-------- The data --------

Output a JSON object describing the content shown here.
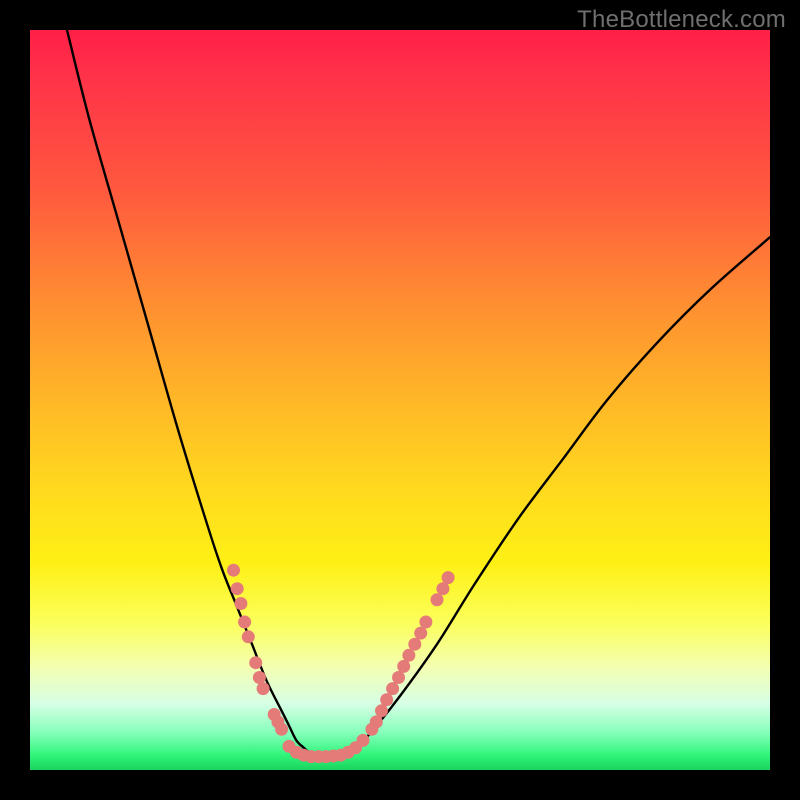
{
  "watermark": "TheBottleneck.com",
  "colors": {
    "frame": "#000000",
    "curve": "#000000",
    "dots": "#e57b78"
  },
  "chart_data": {
    "type": "line",
    "title": "",
    "xlabel": "",
    "ylabel": "",
    "xlim": [
      0,
      100
    ],
    "ylim": [
      0,
      100
    ],
    "grid": false,
    "legend": false,
    "series": [
      {
        "name": "bottleneck-curve",
        "x": [
          5,
          8,
          12,
          16,
          20,
          24,
          26,
          28,
          30,
          32,
          34,
          35,
          36,
          37,
          38,
          39,
          40,
          42,
          44,
          46,
          50,
          55,
          60,
          66,
          72,
          78,
          85,
          92,
          100
        ],
        "y": [
          100,
          88,
          74,
          60,
          46,
          33,
          27,
          22,
          17,
          12,
          8,
          6,
          4,
          3,
          2.2,
          2,
          2,
          2.2,
          3,
          5,
          10,
          17,
          25,
          34,
          42,
          50,
          58,
          65,
          72
        ]
      }
    ],
    "dots": [
      {
        "x": 27.5,
        "y": 27.0
      },
      {
        "x": 28.0,
        "y": 24.5
      },
      {
        "x": 28.5,
        "y": 22.5
      },
      {
        "x": 29.0,
        "y": 20.0
      },
      {
        "x": 29.5,
        "y": 18.0
      },
      {
        "x": 30.5,
        "y": 14.5
      },
      {
        "x": 31.0,
        "y": 12.5
      },
      {
        "x": 31.5,
        "y": 11.0
      },
      {
        "x": 33.0,
        "y": 7.5
      },
      {
        "x": 33.5,
        "y": 6.5
      },
      {
        "x": 34.0,
        "y": 5.5
      },
      {
        "x": 35.0,
        "y": 3.2
      },
      {
        "x": 36.0,
        "y": 2.4
      },
      {
        "x": 37.0,
        "y": 2.0
      },
      {
        "x": 38.0,
        "y": 1.8
      },
      {
        "x": 39.0,
        "y": 1.8
      },
      {
        "x": 40.0,
        "y": 1.8
      },
      {
        "x": 41.0,
        "y": 1.9
      },
      {
        "x": 42.0,
        "y": 2.0
      },
      {
        "x": 43.0,
        "y": 2.4
      },
      {
        "x": 44.0,
        "y": 3.0
      },
      {
        "x": 45.0,
        "y": 4.0
      },
      {
        "x": 46.2,
        "y": 5.5
      },
      {
        "x": 46.8,
        "y": 6.5
      },
      {
        "x": 47.5,
        "y": 8.0
      },
      {
        "x": 48.2,
        "y": 9.5
      },
      {
        "x": 49.0,
        "y": 11.0
      },
      {
        "x": 49.8,
        "y": 12.5
      },
      {
        "x": 50.5,
        "y": 14.0
      },
      {
        "x": 51.2,
        "y": 15.5
      },
      {
        "x": 52.0,
        "y": 17.0
      },
      {
        "x": 52.8,
        "y": 18.5
      },
      {
        "x": 53.5,
        "y": 20.0
      },
      {
        "x": 55.0,
        "y": 23.0
      },
      {
        "x": 55.8,
        "y": 24.5
      },
      {
        "x": 56.5,
        "y": 26.0
      }
    ]
  }
}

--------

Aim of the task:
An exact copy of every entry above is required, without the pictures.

Written solution:
Output a JSON object describing the content shown here.
{
  "watermark": "TheBottleneck.com",
  "colors": {
    "frame": "#000000",
    "curve": "#000000",
    "dots": "#e57b78"
  },
  "chart_data": {
    "type": "line",
    "title": "",
    "xlabel": "",
    "ylabel": "",
    "xlim": [
      0,
      100
    ],
    "ylim": [
      0,
      100
    ],
    "grid": false,
    "legend": false,
    "series": [
      {
        "name": "bottleneck-curve",
        "x": [
          5,
          8,
          12,
          16,
          20,
          24,
          26,
          28,
          30,
          32,
          34,
          35,
          36,
          37,
          38,
          39,
          40,
          42,
          44,
          46,
          50,
          55,
          60,
          66,
          72,
          78,
          85,
          92,
          100
        ],
        "y": [
          100,
          88,
          74,
          60,
          46,
          33,
          27,
          22,
          17,
          12,
          8,
          6,
          4,
          3,
          2.2,
          2,
          2,
          2.2,
          3,
          5,
          10,
          17,
          25,
          34,
          42,
          50,
          58,
          65,
          72
        ]
      }
    ],
    "dots": [
      {
        "x": 27.5,
        "y": 27.0
      },
      {
        "x": 28.0,
        "y": 24.5
      },
      {
        "x": 28.5,
        "y": 22.5
      },
      {
        "x": 29.0,
        "y": 20.0
      },
      {
        "x": 29.5,
        "y": 18.0
      },
      {
        "x": 30.5,
        "y": 14.5
      },
      {
        "x": 31.0,
        "y": 12.5
      },
      {
        "x": 31.5,
        "y": 11.0
      },
      {
        "x": 33.0,
        "y": 7.5
      },
      {
        "x": 33.5,
        "y": 6.5
      },
      {
        "x": 34.0,
        "y": 5.5
      },
      {
        "x": 35.0,
        "y": 3.2
      },
      {
        "x": 36.0,
        "y": 2.4
      },
      {
        "x": 37.0,
        "y": 2.0
      },
      {
        "x": 38.0,
        "y": 1.8
      },
      {
        "x": 39.0,
        "y": 1.8
      },
      {
        "x": 40.0,
        "y": 1.8
      },
      {
        "x": 41.0,
        "y": 1.9
      },
      {
        "x": 42.0,
        "y": 2.0
      },
      {
        "x": 43.0,
        "y": 2.4
      },
      {
        "x": 44.0,
        "y": 3.0
      },
      {
        "x": 45.0,
        "y": 4.0
      },
      {
        "x": 46.2,
        "y": 5.5
      },
      {
        "x": 46.8,
        "y": 6.5
      },
      {
        "x": 47.5,
        "y": 8.0
      },
      {
        "x": 48.2,
        "y": 9.5
      },
      {
        "x": 49.0,
        "y": 11.0
      },
      {
        "x": 49.8,
        "y": 12.5
      },
      {
        "x": 50.5,
        "y": 14.0
      },
      {
        "x": 51.2,
        "y": 15.5
      },
      {
        "x": 52.0,
        "y": 17.0
      },
      {
        "x": 52.8,
        "y": 18.5
      },
      {
        "x": 53.5,
        "y": 20.0
      },
      {
        "x": 55.0,
        "y": 23.0
      },
      {
        "x": 55.8,
        "y": 24.5
      },
      {
        "x": 56.5,
        "y": 26.0
      }
    ]
  }
}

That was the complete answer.